(App and web page records)
----------------------------------------

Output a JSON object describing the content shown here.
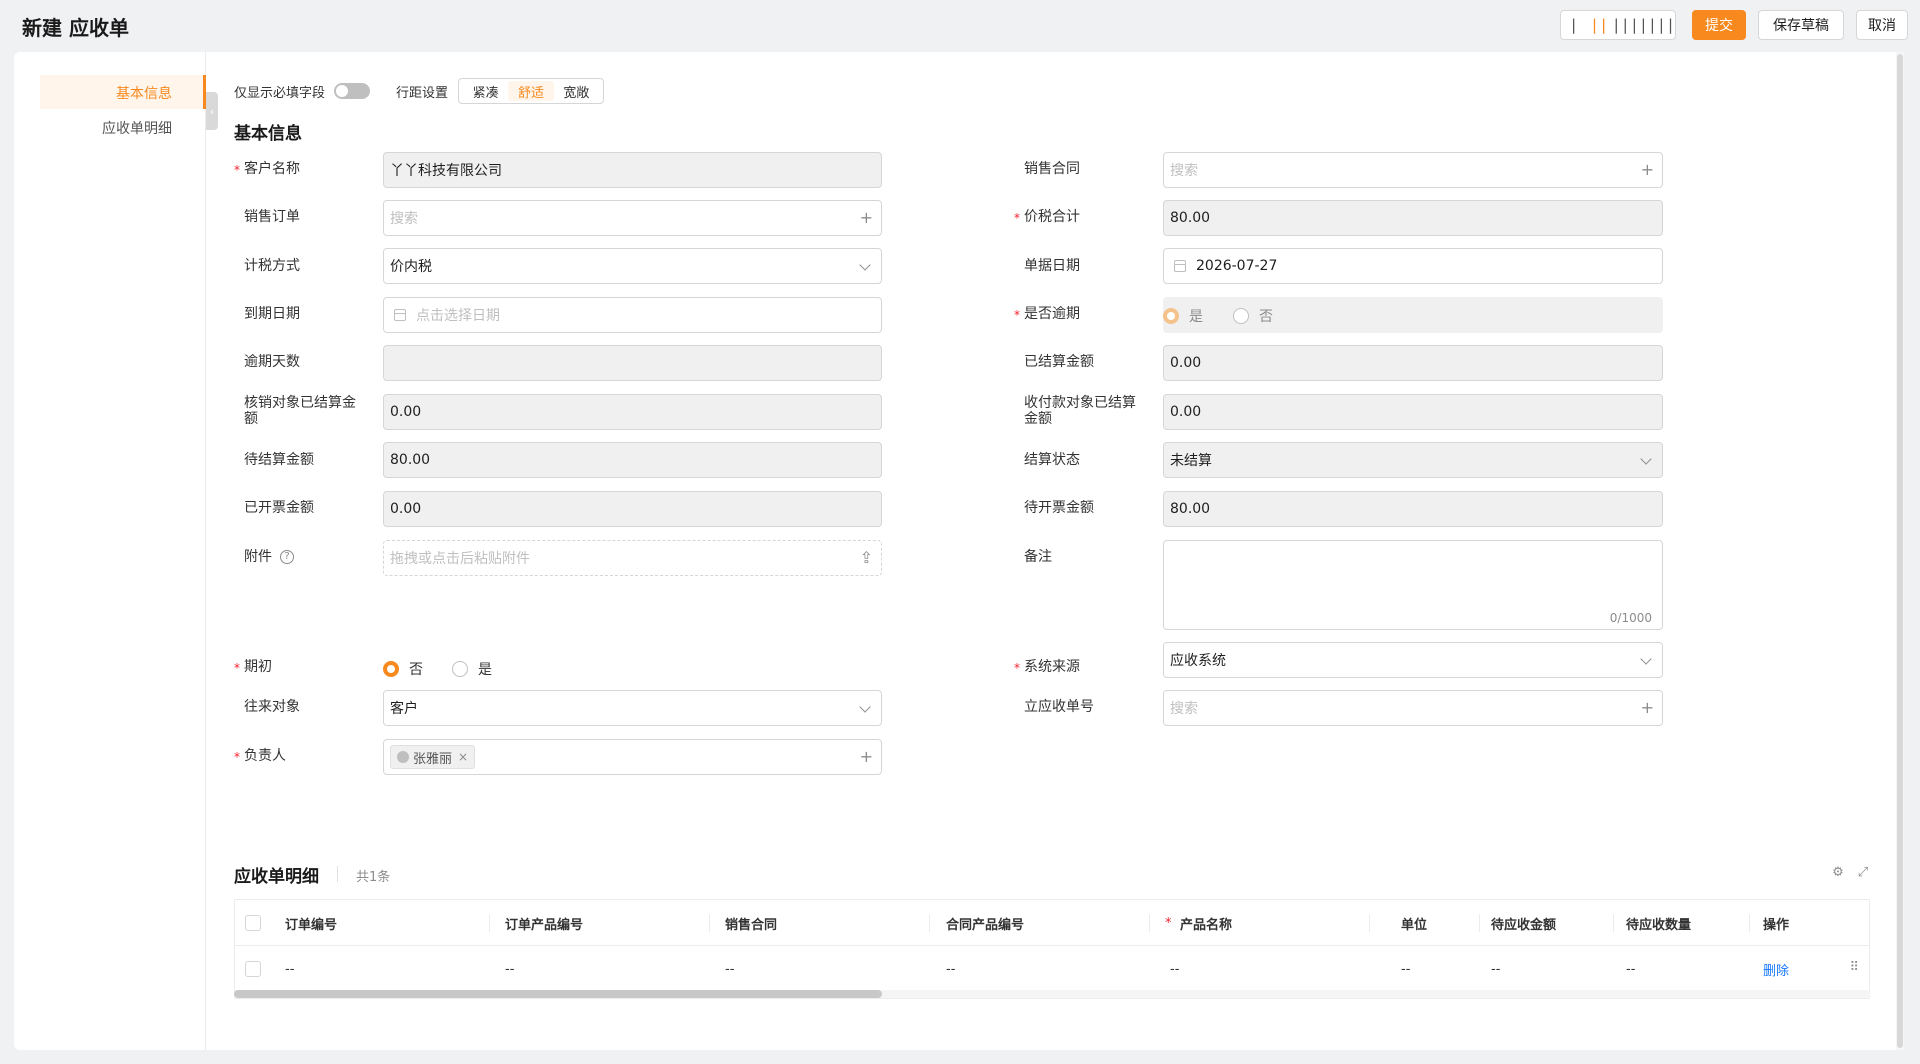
{
  "header": {
    "title": "新建 应收单",
    "column_options": [
      "Ⅰ",
      "Ⅱ",
      "Ⅲ",
      "Ⅳ"
    ],
    "column_options_text": [
      "|",
      "||",
      "|||",
      "||||"
    ],
    "submit": "提交",
    "save_draft": "保存草稿",
    "cancel": "取消"
  },
  "nav": {
    "items": [
      "基本信息",
      "应收单明细"
    ],
    "collapse_icon": "‹"
  },
  "toolbar": {
    "required_only_label": "仅显示必填字段",
    "row_spacing_label": "行距设置",
    "density_options": [
      "紧凑",
      "舒适",
      "宽敞"
    ],
    "density_selected": "舒适"
  },
  "basic": {
    "section_title": "基本信息",
    "customer_name": {
      "label": "客户名称",
      "value": "丫丫科技有限公司"
    },
    "sales_contract": {
      "label": "销售合同",
      "placeholder": "搜索"
    },
    "sales_order": {
      "label": "销售订单",
      "placeholder": "搜索"
    },
    "total_with_tax": {
      "label": "价税合计",
      "value": "80.00"
    },
    "tax_method": {
      "label": "计税方式",
      "value": "价内税"
    },
    "doc_date": {
      "label": "单据日期",
      "value": "2026-07-27"
    },
    "due_date": {
      "label": "到期日期",
      "placeholder": "点击选择日期"
    },
    "is_overdue": {
      "label": "是否逾期",
      "options": [
        "是",
        "否"
      ],
      "selected": "是"
    },
    "overdue_days": {
      "label": "逾期天数",
      "value": ""
    },
    "settled_amount": {
      "label": "已结算金额",
      "value": "0.00"
    },
    "writeoff_settled": {
      "label_line1": "核销对象已结算金",
      "label_line2": "额",
      "value": "0.00"
    },
    "payment_settled": {
      "label_line1": "收付款对象已结算",
      "label_line2": "金额",
      "value": "0.00"
    },
    "pending_settle": {
      "label": "待结算金额",
      "value": "80.00"
    },
    "settle_status": {
      "label": "结算状态",
      "value": "未结算"
    },
    "invoiced_amount": {
      "label": "已开票金额",
      "value": "0.00"
    },
    "pending_invoice": {
      "label": "待开票金额",
      "value": "80.00"
    },
    "attachment": {
      "label": "附件",
      "placeholder": "拖拽或点击后粘贴附件"
    },
    "remark": {
      "label": "备注",
      "count": "0/1000"
    },
    "opening": {
      "label": "期初",
      "options": [
        "否",
        "是"
      ],
      "selected": "否"
    },
    "system_source": {
      "label": "系统来源",
      "value": "应收系统"
    },
    "counterparty": {
      "label": "往来对象",
      "value": "客户"
    },
    "receivable_no": {
      "label": "立应收单号",
      "placeholder": "搜索"
    },
    "owner": {
      "label": "负责人",
      "tag": "张雅丽",
      "remove": "×"
    },
    "plus_icon": "+",
    "help_icon": "?",
    "upload_icon": "⇪",
    "required_mark": "*"
  },
  "detail": {
    "section_title": "应收单明细",
    "count_text": "共1条",
    "columns": [
      "订单编号",
      "订单产品编号",
      "销售合同",
      "合同产品编号",
      "产品名称",
      "单位",
      "待应收金额",
      "待应收数量",
      "操作"
    ],
    "rows": [
      {
        "order_no": "--",
        "order_product_no": "--",
        "sales_contract": "--",
        "contract_product_no": "--",
        "product_name": "--",
        "unit": "--",
        "pending_amount": "--",
        "pending_qty": "--",
        "action": "删除"
      }
    ],
    "settings_icon": "⚙",
    "fullscreen_icon": "⤢",
    "drag_icon": "⠿"
  },
  "colors": {
    "accent": "#f7891e",
    "link": "#1677ff",
    "required": "#f5222d"
  }
}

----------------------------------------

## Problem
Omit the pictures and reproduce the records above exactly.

## The answer
Output a JSON object describing the content shown here.
{
  "header": {
    "title": "新建 应收单",
    "column_options": [
      "Ⅰ",
      "Ⅱ",
      "Ⅲ",
      "Ⅳ"
    ],
    "column_options_text": [
      "|",
      "||",
      "|||",
      "||||"
    ],
    "submit": "提交",
    "save_draft": "保存草稿",
    "cancel": "取消"
  },
  "nav": {
    "items": [
      "基本信息",
      "应收单明细"
    ],
    "collapse_icon": "‹"
  },
  "toolbar": {
    "required_only_label": "仅显示必填字段",
    "row_spacing_label": "行距设置",
    "density_options": [
      "紧凑",
      "舒适",
      "宽敞"
    ],
    "density_selected": "舒适"
  },
  "basic": {
    "section_title": "基本信息",
    "customer_name": {
      "label": "客户名称",
      "value": "丫丫科技有限公司"
    },
    "sales_contract": {
      "label": "销售合同",
      "placeholder": "搜索"
    },
    "sales_order": {
      "label": "销售订单",
      "placeholder": "搜索"
    },
    "total_with_tax": {
      "label": "价税合计",
      "value": "80.00"
    },
    "tax_method": {
      "label": "计税方式",
      "value": "价内税"
    },
    "doc_date": {
      "label": "单据日期",
      "value": "2026-07-27"
    },
    "due_date": {
      "label": "到期日期",
      "placeholder": "点击选择日期"
    },
    "is_overdue": {
      "label": "是否逾期",
      "options": [
        "是",
        "否"
      ],
      "selected": "是"
    },
    "overdue_days": {
      "label": "逾期天数",
      "value": ""
    },
    "settled_amount": {
      "label": "已结算金额",
      "value": "0.00"
    },
    "writeoff_settled": {
      "label_line1": "核销对象已结算金",
      "label_line2": "额",
      "value": "0.00"
    },
    "payment_settled": {
      "label_line1": "收付款对象已结算",
      "label_line2": "金额",
      "value": "0.00"
    },
    "pending_settle": {
      "label": "待结算金额",
      "value": "80.00"
    },
    "settle_status": {
      "label": "结算状态",
      "value": "未结算"
    },
    "invoiced_amount": {
      "label": "已开票金额",
      "value": "0.00"
    },
    "pending_invoice": {
      "label": "待开票金额",
      "value": "80.00"
    },
    "attachment": {
      "label": "附件",
      "placeholder": "拖拽或点击后粘贴附件"
    },
    "remark": {
      "label": "备注",
      "count": "0/1000"
    },
    "opening": {
      "label": "期初",
      "options": [
        "否",
        "是"
      ],
      "selected": "否"
    },
    "system_source": {
      "label": "系统来源",
      "value": "应收系统"
    },
    "counterparty": {
      "label": "往来对象",
      "value": "客户"
    },
    "receivable_no": {
      "label": "立应收单号",
      "placeholder": "搜索"
    },
    "owner": {
      "label": "负责人",
      "tag": "张雅丽",
      "remove": "×"
    },
    "plus_icon": "+",
    "help_icon": "?",
    "upload_icon": "⇪",
    "required_mark": "*"
  },
  "detail": {
    "section_title": "应收单明细",
    "count_text": "共1条",
    "columns": [
      "订单编号",
      "订单产品编号",
      "销售合同",
      "合同产品编号",
      "产品名称",
      "单位",
      "待应收金额",
      "待应收数量",
      "操作"
    ],
    "rows": [
      {
        "order_no": "--",
        "order_product_no": "--",
        "sales_contract": "--",
        "contract_product_no": "--",
        "product_name": "--",
        "unit": "--",
        "pending_amount": "--",
        "pending_qty": "--",
        "action": "删除"
      }
    ],
    "settings_icon": "⚙",
    "fullscreen_icon": "⤢",
    "drag_icon": "⠿"
  },
  "colors": {
    "accent": "#f7891e",
    "link": "#1677ff",
    "required": "#f5222d"
  }
}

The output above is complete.